Being an expert in your field seems like a monumental task. Think about it. Knowing everything you can get your hands on about the topic seems almost impossible. However, with the vast resources that hang out on the internet, becoming an expert in your field is easier than you think, just don’t let it be a crutch.
Gardening Has Gone To Google?
About three weeks ago, my husband and I went to a local garden center to purchase some flowers to “beautify” our yard. Growing up with a father that had a degree in Botany and Fruit Science and a mother that literally spent every summer taking us to the area greenhouses to learn more about native plants, I feel like I could potentially be an expert at anything that’s green. However, I am not. There are still plants that trip me up from time to time. So as the two of us browsed through the nursery, we stumbled upon a few plants I didn’t know. I was curious and read the little card that was placed within the pot of the plant. “This should be planted in full sun, with proper drainage.” Followed up with a scientific name I couldn’t pronounce. What the heck is this I thought. Then a lightbulb went off, let’s ask one of the nursery employees what it is and how to take care of it.
Carrying the plant toward the front counter I approached a dirt-covered associate and inquired about the plant. Her first response, why don’t you just look it up on Google. Google!!!! Yes, I know that resource, as I writer I use it often to research facts, figures and stats. But seriously, I now need to go to Google instead of asking you about a plant? My dad would have been dumbfounded much like his daughter was at the response. I am pretty certain I stood there like a child who just found out the candy store was all out of lollipops. I swear I didn’t move for at least 30 seconds. Then she asked, “Is there anything else I can do for you?” (I digress and for fun I asked another associate for help with an Orchid. I know this is shocking, but I got the same response.)
While I might expect this reaction from a big superstore garden center, I was shocked to see that this well-respected speciality greenhouse wasn’t able to educated it’s customers on the plants it grew. Yikes! This of course got me to thinking about how important educational marketing is for business owners. Think about it. If you’re not perceived as a leader in your business sector, why would a potential client choose you?
How Does Educational Marketing Make Your Business Grow?
1) Nurture the important benefits of your company and share with your clients. If you want new clients and to help maintain the ones you currently serve, what have you done lately to nurture those relationships? Have you called them to survey how you’re doing? Have you provided them educational information so that they can learn more about your product or service?
Solution: Begin an email marketing campaign. Newsletters are a great way to stay in touch with your current clients and foster new relationships with prospects. Check out this article about how to effectively sell your company’s benefits.
2) Become a social butterfly. Using social media like Twitter and Facebook is another great way to share information you gleam each week. You don’t have to spend hours updating your page each day.

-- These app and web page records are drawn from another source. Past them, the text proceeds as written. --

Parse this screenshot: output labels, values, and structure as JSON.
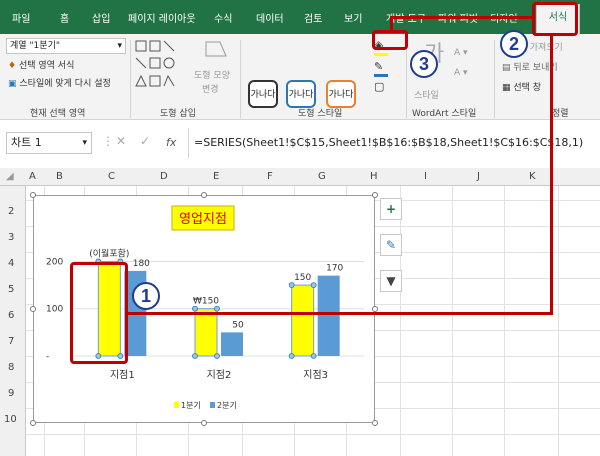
{
  "tabs": [
    "파일",
    "홈",
    "삽입",
    "페이지 레이아웃",
    "수식",
    "데이터",
    "검토",
    "보기",
    "개발 도구",
    "파워 피벗",
    "디자인",
    "서식"
  ],
  "ribbon": {
    "selection_dropdown": "계열 \"1분기\"",
    "format_selection": "선택 영역 서식",
    "reset_style": "스타일에 맞게 다시 설정",
    "group_current_selection": "현재 선택 영역",
    "group_insert_shapes": "도형 삽입",
    "change_shape": "도형 모양",
    "change_shape2": "변경",
    "style_sample": "가나다",
    "group_shape_styles": "도형 스타일",
    "wordart_styles": "WordArt 스타일",
    "quick_styles": "스타일",
    "send_backward": "뒤로 보내기",
    "bring_forward": "앞으로 가져오기",
    "selection_pane": "선택 창",
    "group_arrange": "정렬"
  },
  "formula_bar": {
    "name_box": "차트 1",
    "fx": "fx",
    "formula": "=SERIES(Sheet1!$C$15,Sheet1!$B$16:$B$18,Sheet1!$C$16:$C$18,1)"
  },
  "columns": [
    "A",
    "B",
    "C",
    "D",
    "E",
    "F",
    "G",
    "H",
    "I",
    "J",
    "K"
  ],
  "rows": [
    "2",
    "3",
    "4",
    "5",
    "6",
    "7",
    "8",
    "9",
    "10"
  ],
  "chart_data": {
    "type": "bar",
    "title": "영업지점",
    "categories": [
      "지점1",
      "지점2",
      "지점3"
    ],
    "series": [
      {
        "name": "1분기",
        "values": [
          200,
          100,
          150
        ],
        "color": "#ffff00"
      },
      {
        "name": "2분기",
        "values": [
          180,
          50,
          170
        ],
        "color": "#5b9bd5"
      }
    ],
    "data_labels": {
      "s0": [
        "(이월포함)",
        "₩150",
        "150"
      ],
      "s1": [
        "180",
        "50",
        "170"
      ]
    },
    "y_ticks": [
      "200",
      "100",
      "-"
    ],
    "ylim": [
      0,
      220
    ]
  },
  "badges": [
    "1",
    "2",
    "3"
  ],
  "colors": {
    "accent": "#217346",
    "callout": "#c00000",
    "badge": "#1f3b8f"
  }
}
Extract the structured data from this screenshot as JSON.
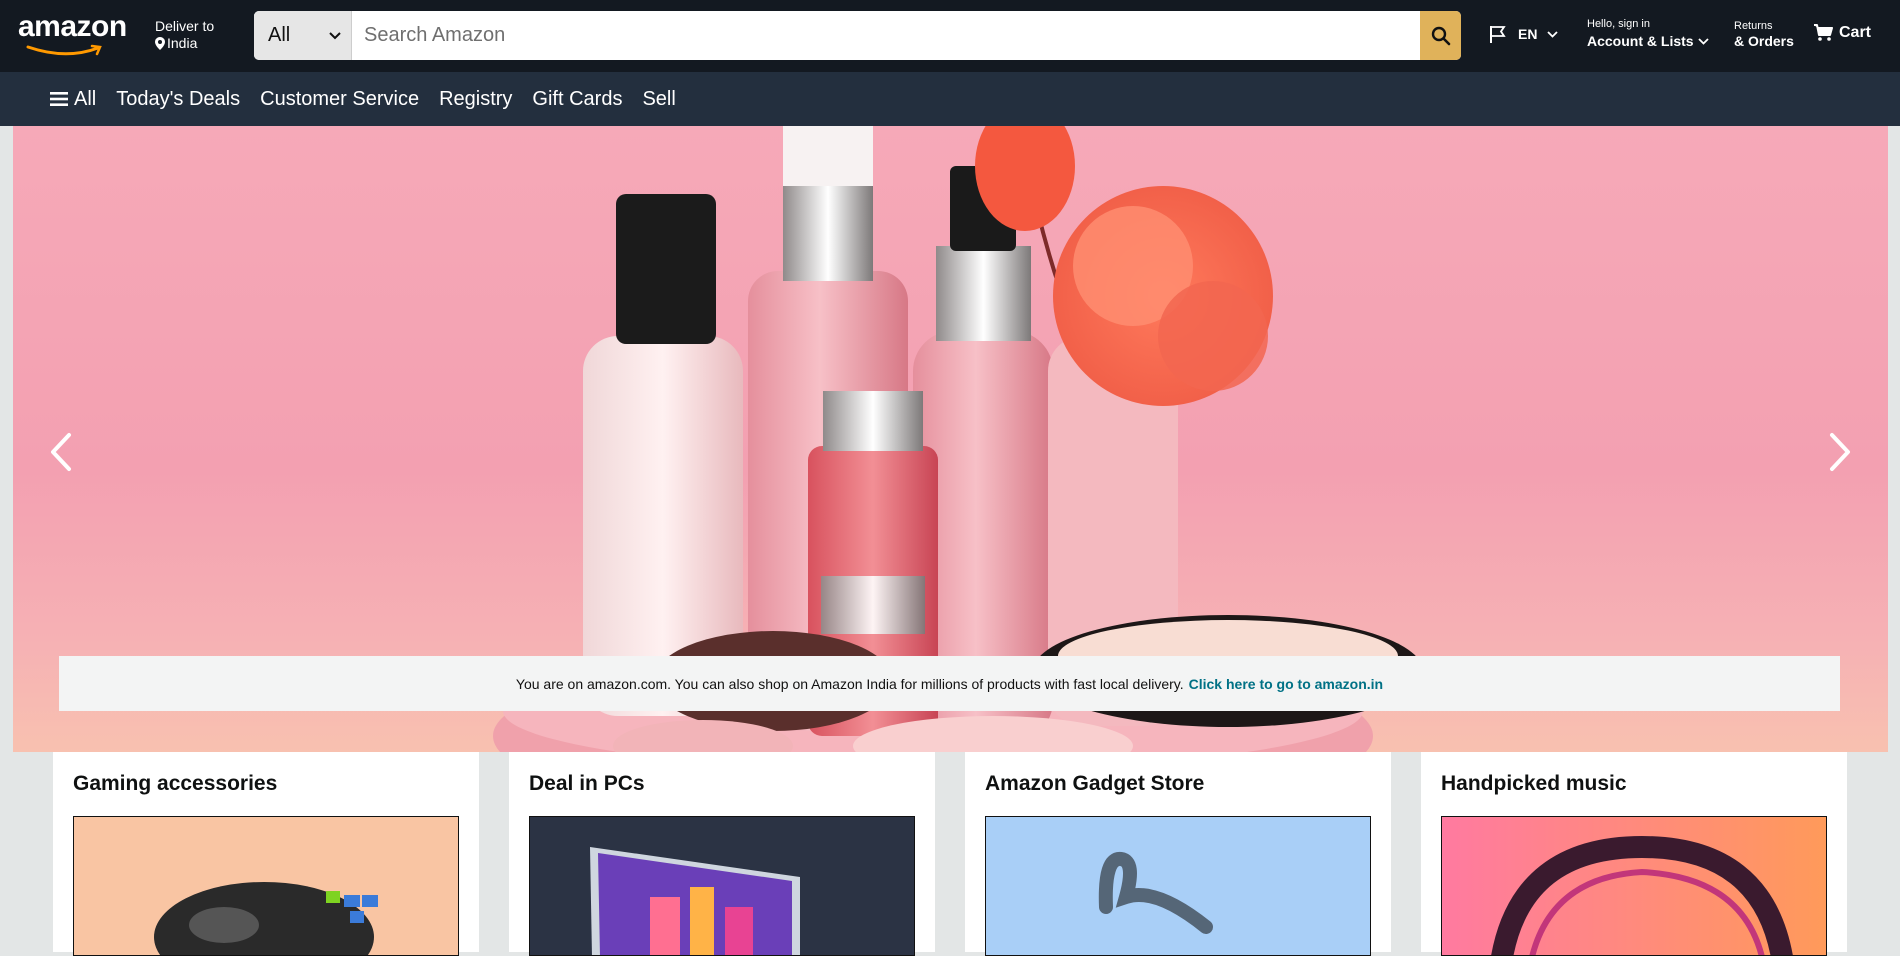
{
  "header": {
    "logo_text": "amazon",
    "deliver_line1": "Deliver to",
    "deliver_line2": "India",
    "search_category": "All",
    "search_placeholder": "Search Amazon",
    "language": "EN",
    "account_line1": "Hello, sign in",
    "account_line2": "Account & Lists",
    "returns_line1": "Returns",
    "returns_line2": "& Orders",
    "cart_label": "Cart"
  },
  "subnav": {
    "items": [
      "All",
      "Today's Deals",
      "Customer Service",
      "Registry",
      "Gift Cards",
      "Sell"
    ]
  },
  "hero": {
    "notice_text": "You are on amazon.com. You can also shop on Amazon India for millions of products with fast local delivery.",
    "notice_link": "Click here to go to amazon.in"
  },
  "cards": [
    {
      "title": "Gaming accessories",
      "bg": "#f9c5a3"
    },
    {
      "title": "Deal in PCs",
      "bg": "#2b3344"
    },
    {
      "title": "Amazon Gadget Store",
      "bg": "#a9cff7"
    },
    {
      "title": "Handpicked music",
      "bg": "#ff8a70"
    }
  ],
  "colors": {
    "header_bg": "#131921",
    "subnav_bg": "#232f3e",
    "search_button": "#e0b25a",
    "link": "#007185",
    "page_bg": "#e3e6e6"
  }
}
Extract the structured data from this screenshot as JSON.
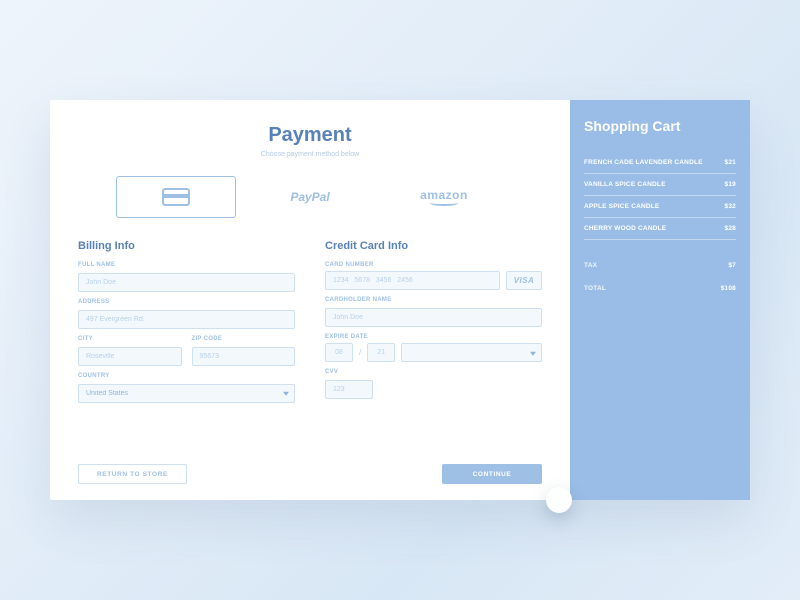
{
  "header": {
    "title": "Payment",
    "subtitle": "Choose payment method below"
  },
  "methods": {
    "paypal": "PayPal",
    "amazon": "amazon"
  },
  "billing": {
    "section": "Billing Info",
    "full_name_label": "FULL NAME",
    "full_name_ph": "John Doe",
    "address_label": "ADDRESS",
    "address_ph": "497 Evergreen Rd.",
    "city_label": "CITY",
    "city_ph": "Roseville",
    "zip_label": "ZIP CODE",
    "zip_ph": "95673",
    "country_label": "COUNTRY",
    "country_value": "United States"
  },
  "cc": {
    "section": "Credit Card Info",
    "number_label": "CARD NUMBER",
    "number_ph": "1234   5678   3456   2456",
    "brand": "VISA",
    "holder_label": "CARDHOLDER NAME",
    "holder_ph": "John Doe",
    "exp_label": "EXPIRE DATE",
    "exp_mm": "08",
    "exp_yy": "21",
    "cvv_label": "CVV",
    "cvv_ph": "123"
  },
  "actions": {
    "return": "RETURN TO STORE",
    "continue": "CONTINUE"
  },
  "cart": {
    "title": "Shopping Cart",
    "items": [
      {
        "name": "FRENCH CADE LAVENDER CANDLE",
        "price": "$21"
      },
      {
        "name": "VANILLA SPICE CANDLE",
        "price": "$19"
      },
      {
        "name": "APPLE SPICE CANDLE",
        "price": "$32"
      },
      {
        "name": "CHERRY WOOD CANDLE",
        "price": "$28"
      }
    ],
    "tax_label": "TAX",
    "tax": "$7",
    "total_label": "TOTAL",
    "total": "$108"
  }
}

Solution: When you sit in front of the computer and read an interesting article over your “first” cup of coffee, if you find an article that would be of interest to your clients, post it or tweet about it. It takes 2 minutes and can create a raving set of “groupies” in your garden. Read more about the impact social media can make on businesses.
3) Incorporate new species of flowering connections into your company’s landscape. Networking with like-minded business professionals is a great way to grow your business. Not only can you meet new people who can connect you to their business, you can also build relationship with other experts. In addition, you can showcase your expert status by offering educational presentations that inform and enlighten. I can’t tell you the numerous speaking events I have attended. Some are boring and drab, but for all of those presentations, there is the 20% that are amazing, motivating and inspiring.
Solution: Be one of those speakers and people will flock to you and your business. Schedule a speaking engagement and showcase your vast knowledge of your business and the customers you serve. Look into some ways you can connect.
While I love Google, I hope that business owners and their employees don’t abuse it, thus loosing potential customers and or clients. We cannot put our businesses on autopilot and hope that someone will come back. The internet is a great resource, but it’s just that, a resource. Keep in mind that no matter how tempting it may be to refer a client to “learn more by Googling”, there’s still nothing like talking to an expert to really solidify the customer experience. As for the garden center I visited, let’s just say, next year, I’m going somewhere else!